Keen readers of dates may have noticed the time lag. Villa-Lobos composed his concerto for guitar and orchestra in 1951. He wrote it for Andrés Segovia who first played it in 1956. That’s a gap of five years – during which time they quarrelled. The composer had wanted the performance with amplification, Segovia refused. Eventually Villa-Lobos relented. Segovia on behalf of anti-amplifiers won the battle but lost the war.
The amplification I refer to consists of playing to an external microphone placed on a stand in front of the guitar. The equipment has vastly improved from the crude treble and bass controls of those early days.

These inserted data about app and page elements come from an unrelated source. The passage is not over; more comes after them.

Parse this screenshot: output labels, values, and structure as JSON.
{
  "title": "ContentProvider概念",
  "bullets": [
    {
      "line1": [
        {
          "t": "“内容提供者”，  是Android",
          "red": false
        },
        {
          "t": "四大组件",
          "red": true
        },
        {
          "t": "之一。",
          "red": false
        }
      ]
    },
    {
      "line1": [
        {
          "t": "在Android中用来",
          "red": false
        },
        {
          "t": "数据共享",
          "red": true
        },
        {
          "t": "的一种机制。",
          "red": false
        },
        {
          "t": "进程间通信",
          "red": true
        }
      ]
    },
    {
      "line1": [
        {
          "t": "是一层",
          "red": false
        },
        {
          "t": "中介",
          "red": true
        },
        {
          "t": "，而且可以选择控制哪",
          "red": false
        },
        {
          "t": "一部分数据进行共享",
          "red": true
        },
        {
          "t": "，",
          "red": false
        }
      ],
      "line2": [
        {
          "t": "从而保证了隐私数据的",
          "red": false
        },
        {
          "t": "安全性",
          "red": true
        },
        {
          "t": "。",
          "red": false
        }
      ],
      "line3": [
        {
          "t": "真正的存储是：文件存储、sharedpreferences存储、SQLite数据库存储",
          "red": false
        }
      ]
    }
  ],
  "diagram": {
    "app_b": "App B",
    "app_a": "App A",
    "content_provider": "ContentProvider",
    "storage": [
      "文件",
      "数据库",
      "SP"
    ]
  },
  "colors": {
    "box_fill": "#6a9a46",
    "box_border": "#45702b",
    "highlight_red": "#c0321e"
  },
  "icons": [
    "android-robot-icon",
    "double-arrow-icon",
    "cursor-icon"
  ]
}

If you sit close to the natural unamplified guitar, you can hear the sustain of a middle register and the higher partials. From further away you hear something else: the ping of the note with all its colours followed by a rapid decay. Recording techniques can mix ‘n match both close-up and further away in any proportion. Rough frequencies are smoothed over and cathedral-sounding reverb is added. A sumptuous sound-world envelops us. Every blemish and musical wrinkle have been edited out just like a fashion magazine cover page photo. The result is totally soothing like wallowing in a warm bath. In another context Joaquín Rodrigo described an ideal instrument as containing “the soul of a guitar, the body of a piano, the wings of a harp”. Well, maestro, here it is, but it’s a virtual fake!
Amplification of live guitar-playing uses the same tricks. It sounds real. It sounds unamplified. It sounds as good as a recording. And it can go further, by inventing a convincing new environment of wall-to-wall sound – think open air where there are no walls. 70 years after that first major conflict about its use we are spoilt by the range and quality of technology from which we can choose to manipulate music.
All we need to show is good taste in doing so.
Thank you for reading.